  • We Must Recapture the American Character, David Brooks writes. "When you get into the core problems, whether in Washington, California or on Wall Street, you keep seeing the same moral deficiencies: self-indulgence, irresponsibility and imprudence." But it is just as important, Brooks says, to ask, "how does government alter culture?" He celebrates the creation of a new conservative magazine that renews a "fierce desire to see the human whole, to be aware of people as spiritual beings and not economic units or cogs in a technocratic policy machine." 

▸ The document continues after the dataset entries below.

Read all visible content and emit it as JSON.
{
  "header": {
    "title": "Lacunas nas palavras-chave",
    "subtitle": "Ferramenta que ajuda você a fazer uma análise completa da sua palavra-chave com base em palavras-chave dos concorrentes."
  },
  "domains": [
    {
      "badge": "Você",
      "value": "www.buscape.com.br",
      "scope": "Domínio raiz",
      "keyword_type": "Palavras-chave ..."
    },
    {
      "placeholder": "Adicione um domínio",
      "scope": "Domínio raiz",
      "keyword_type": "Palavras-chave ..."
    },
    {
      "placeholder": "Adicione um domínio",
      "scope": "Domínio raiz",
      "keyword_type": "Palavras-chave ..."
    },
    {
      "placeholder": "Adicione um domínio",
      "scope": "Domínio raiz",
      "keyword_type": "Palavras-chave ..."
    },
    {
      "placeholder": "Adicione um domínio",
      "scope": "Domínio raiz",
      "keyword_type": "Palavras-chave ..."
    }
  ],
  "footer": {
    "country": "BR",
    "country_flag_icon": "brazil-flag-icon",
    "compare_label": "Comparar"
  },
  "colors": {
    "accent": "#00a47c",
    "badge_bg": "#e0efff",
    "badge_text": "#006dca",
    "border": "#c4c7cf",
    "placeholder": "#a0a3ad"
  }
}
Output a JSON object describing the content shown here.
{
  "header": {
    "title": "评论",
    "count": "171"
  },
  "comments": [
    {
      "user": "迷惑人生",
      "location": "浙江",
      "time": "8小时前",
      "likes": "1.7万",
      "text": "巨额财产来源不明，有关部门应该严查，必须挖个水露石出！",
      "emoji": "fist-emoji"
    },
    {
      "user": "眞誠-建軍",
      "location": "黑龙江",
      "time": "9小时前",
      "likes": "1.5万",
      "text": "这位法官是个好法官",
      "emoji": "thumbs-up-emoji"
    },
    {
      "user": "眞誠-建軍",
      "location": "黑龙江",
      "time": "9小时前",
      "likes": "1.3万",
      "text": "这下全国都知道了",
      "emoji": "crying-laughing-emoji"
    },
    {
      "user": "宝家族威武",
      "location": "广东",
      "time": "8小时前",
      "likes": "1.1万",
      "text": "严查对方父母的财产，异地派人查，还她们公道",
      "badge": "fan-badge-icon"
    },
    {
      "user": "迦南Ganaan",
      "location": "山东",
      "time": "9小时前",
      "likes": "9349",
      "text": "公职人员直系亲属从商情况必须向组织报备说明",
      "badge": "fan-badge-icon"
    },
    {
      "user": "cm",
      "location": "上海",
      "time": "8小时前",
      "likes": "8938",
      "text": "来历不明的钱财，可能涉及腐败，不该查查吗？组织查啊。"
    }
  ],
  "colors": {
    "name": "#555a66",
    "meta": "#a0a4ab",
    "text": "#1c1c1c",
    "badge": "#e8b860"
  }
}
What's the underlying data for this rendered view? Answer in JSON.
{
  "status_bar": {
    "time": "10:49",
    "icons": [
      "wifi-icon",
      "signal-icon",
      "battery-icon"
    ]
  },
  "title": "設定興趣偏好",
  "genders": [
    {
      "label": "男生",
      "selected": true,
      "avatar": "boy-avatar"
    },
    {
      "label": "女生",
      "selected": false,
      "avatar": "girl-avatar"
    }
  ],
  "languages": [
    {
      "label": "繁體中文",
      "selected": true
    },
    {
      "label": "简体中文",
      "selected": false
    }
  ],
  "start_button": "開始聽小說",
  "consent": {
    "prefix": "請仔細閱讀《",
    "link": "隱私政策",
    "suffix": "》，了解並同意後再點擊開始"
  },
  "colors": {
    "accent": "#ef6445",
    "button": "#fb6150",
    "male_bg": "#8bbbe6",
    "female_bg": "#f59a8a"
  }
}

  • We've Forgotten the Fundamentals, says Bob Herbert: "How to live within our means, the benefits of shared sacrifice, the responsibilities that go with citizenship, the importance of a well-rounded education and tolerance." He writes that Americans seem to be in need of therapy, unable to confront the enormous challenges that face them. There is a kind of "disturbing behavior, coming from our political leaders and the public at large, that is also symptomatic of a society at loose ends," Herbert says. "We seem unable to face up to many of the hard truths confronting the U.S. as we approach the end of the first decade of the 21st century."
This article is from the archive of our partner The Wire.